How do you keep the sweet taste of summer lingering while welcoming fall? In two words: corn chowder.
The secret to this tried and true, two-step-in-prep recipe is adding one large, peeled and cubed russet potato and one small diced onion to the bacon just as it finishes crisping in the frying pan. The potato and onion soak up the smoky flavor only bacon can provide while fresh cracked-pepper crowns the combination.
Finish marrying all the flavors in a slow cooker, where you will add corn and milk to the bacon mixture. Stir well, cover. Top this hearty, thick chowder with grated cheddar cheese as you serve. The combination could not welcome fall in any sweeter way.

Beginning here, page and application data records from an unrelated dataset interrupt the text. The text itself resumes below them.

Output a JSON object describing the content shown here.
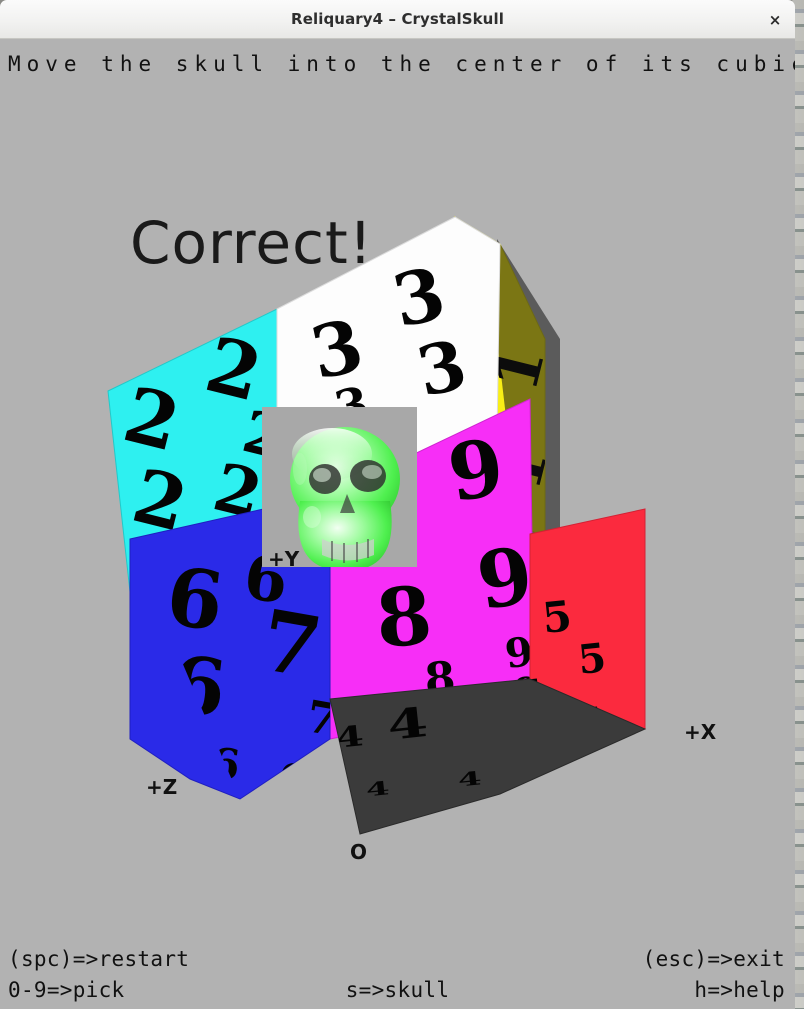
{
  "window": {
    "title": "Reliquary4 – CrystalSkull",
    "close_label": "×"
  },
  "prompt": {
    "text": "Move the skull into the center of its cubical tomb."
  },
  "status": {
    "banner": "Correct!"
  },
  "axes": {
    "x": "+X",
    "y": "+Y",
    "z": "+Z",
    "origin": "O"
  },
  "cube": {
    "faces": [
      {
        "name": "cyan-face",
        "digit": "2",
        "color": "#2ef0f0"
      },
      {
        "name": "white-face",
        "digit": "3",
        "color": "#fdfdfd"
      },
      {
        "name": "blue-face",
        "digit": "6",
        "color": "#2a2ae8"
      },
      {
        "name": "magenta-face",
        "digit": "9",
        "color": "#f72ef7"
      },
      {
        "name": "red-face",
        "digit": "5",
        "color": "#fb2a3e"
      },
      {
        "name": "dark-face",
        "digit": "4",
        "color": "#3b3b3b"
      },
      {
        "name": "yellow-face",
        "digit": "1",
        "color": "#f8ee16"
      },
      {
        "name": "green-face",
        "digit": "7",
        "color": "#35e835"
      }
    ],
    "center_digits": {
      "seven": "7",
      "eight": "8"
    },
    "skull_color": "#6dfa6d",
    "window_color": "#a8a8a8"
  },
  "footer": {
    "row1": {
      "left": "(spc)=>restart",
      "right": "(esc)=>exit"
    },
    "row2": {
      "left": "0-9=>pick",
      "center": "s=>skull",
      "right": "h=>help"
    }
  },
  "colors": {
    "canvas_bg": "#b2b2b2",
    "titlebar_bg": "#f2f2f1",
    "text": "#111111"
  }
}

Sweet Corn and Bacon Chowder
1 pound bacon (can use turkey bacon), cut into 1 inch pieces
1 small yellow onion, diced
1 large or 2 small russet potatoes, peeled, cubed
Pepper to taste
1 can (14¾ ounces) cream corn
1 can (15¼ ounces) whole kernel corn, drained, or 2 cups fresh or frozen corn
1 can (12 fluid ounces) whole evaporated milk
Optional: Grated cheddar cheese to top before serving
In large frying pan with lid, cook cut bacon pieces on medium-low heat. Stir to keep cooking even. As bacon starts to crisp, about halfway through the cooking process, add diced onion and potato pieces. Top bacon, onion and potato with pepper; stir well and cover until bacon has finished cooking. The potato and onion may not be completely cooked when the bacon has; they will finish in the slow cooker.
Transfer everything from the frying pan into your slow cooker. Include all the drippings. Add in creamed corn, drained whole-kernel corn and evaporated milk. Lightly salt at this point, however, the bacon is usually well-salted enough. Stir thoroughly and cover. You can set slow cooker at 2 hours on high, but I recommend 4 hours on low. The chowder will thicken and give you 4-6 generous servings. Top with grated cheese. Sweet corn and bacon chowder is also delicious served in bread bowls.
Shannon M. Smurthwaite is a Southern California native, author of "Mormon Mama Italian cookbook," food columnist and freelance writer. Her blog: www.myitalianmama.com. She and her husband, Donald, reside in Idaho. Email: firstname.lastname@example.org